Assignment:
Say how many lines of the listing below include the string "icon" and add nothing else.

Information shown:
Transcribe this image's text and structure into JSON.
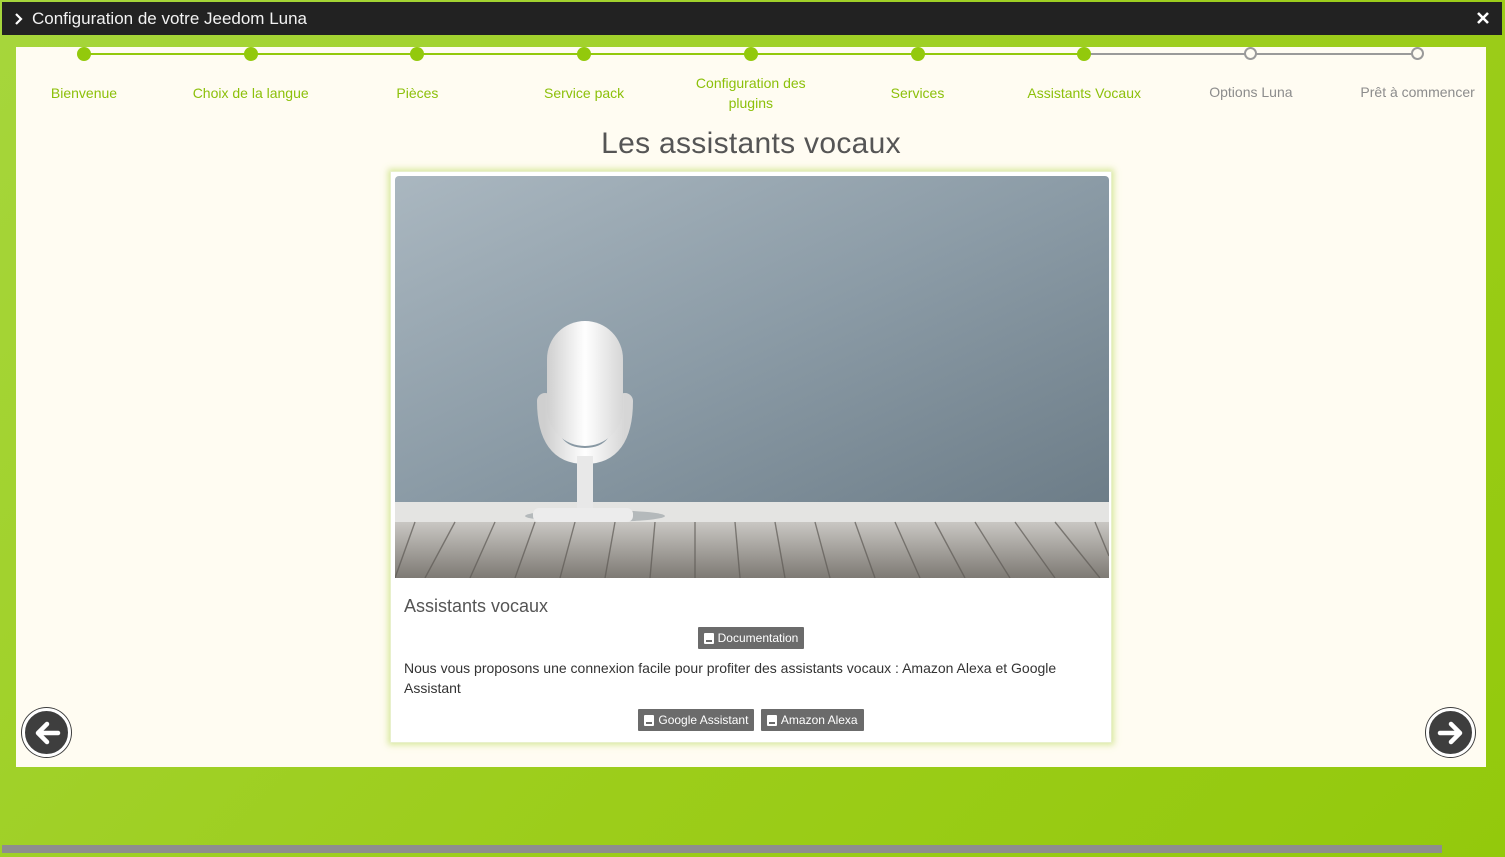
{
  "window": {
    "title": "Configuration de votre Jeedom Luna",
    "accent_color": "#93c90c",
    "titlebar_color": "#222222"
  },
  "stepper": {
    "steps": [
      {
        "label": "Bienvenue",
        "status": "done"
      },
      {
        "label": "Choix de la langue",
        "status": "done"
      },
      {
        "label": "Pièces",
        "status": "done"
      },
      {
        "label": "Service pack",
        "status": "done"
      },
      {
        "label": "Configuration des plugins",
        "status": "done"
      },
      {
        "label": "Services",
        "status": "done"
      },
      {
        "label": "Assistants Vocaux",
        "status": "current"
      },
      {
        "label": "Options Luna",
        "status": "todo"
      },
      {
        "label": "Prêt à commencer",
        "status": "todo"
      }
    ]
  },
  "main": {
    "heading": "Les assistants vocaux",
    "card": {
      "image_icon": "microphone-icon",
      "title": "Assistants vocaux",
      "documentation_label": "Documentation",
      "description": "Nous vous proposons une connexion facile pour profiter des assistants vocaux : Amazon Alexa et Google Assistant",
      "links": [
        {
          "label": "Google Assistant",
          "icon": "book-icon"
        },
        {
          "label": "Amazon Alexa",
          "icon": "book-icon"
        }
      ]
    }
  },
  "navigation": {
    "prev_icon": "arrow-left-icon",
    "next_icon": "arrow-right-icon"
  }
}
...
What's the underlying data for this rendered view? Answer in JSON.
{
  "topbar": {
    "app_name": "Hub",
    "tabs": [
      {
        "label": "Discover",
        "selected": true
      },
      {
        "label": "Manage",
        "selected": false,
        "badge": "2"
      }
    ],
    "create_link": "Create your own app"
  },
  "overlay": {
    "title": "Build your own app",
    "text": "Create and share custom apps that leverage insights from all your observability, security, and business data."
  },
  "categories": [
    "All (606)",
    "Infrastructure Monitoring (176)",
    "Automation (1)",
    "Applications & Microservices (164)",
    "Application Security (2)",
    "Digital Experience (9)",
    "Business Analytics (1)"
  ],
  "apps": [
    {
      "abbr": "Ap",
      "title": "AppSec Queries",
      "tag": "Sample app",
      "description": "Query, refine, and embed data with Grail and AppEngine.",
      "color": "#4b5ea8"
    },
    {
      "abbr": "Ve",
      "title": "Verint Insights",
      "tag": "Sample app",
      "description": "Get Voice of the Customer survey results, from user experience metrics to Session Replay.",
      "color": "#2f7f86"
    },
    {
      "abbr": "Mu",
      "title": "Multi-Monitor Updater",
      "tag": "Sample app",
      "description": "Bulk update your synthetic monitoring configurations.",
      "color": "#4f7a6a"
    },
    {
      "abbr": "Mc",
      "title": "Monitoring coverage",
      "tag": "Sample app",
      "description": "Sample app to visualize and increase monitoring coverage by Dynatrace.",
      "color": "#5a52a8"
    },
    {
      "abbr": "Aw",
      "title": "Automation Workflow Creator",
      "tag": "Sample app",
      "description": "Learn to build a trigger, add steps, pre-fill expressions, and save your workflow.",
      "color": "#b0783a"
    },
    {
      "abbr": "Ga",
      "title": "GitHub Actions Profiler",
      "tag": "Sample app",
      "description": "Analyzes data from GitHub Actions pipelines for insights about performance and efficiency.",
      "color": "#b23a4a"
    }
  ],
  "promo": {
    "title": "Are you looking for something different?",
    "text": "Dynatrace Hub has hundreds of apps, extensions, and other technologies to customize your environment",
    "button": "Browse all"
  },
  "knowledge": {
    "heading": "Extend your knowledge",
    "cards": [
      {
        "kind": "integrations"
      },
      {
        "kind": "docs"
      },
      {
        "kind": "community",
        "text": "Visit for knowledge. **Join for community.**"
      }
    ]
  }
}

Exercise answer:
5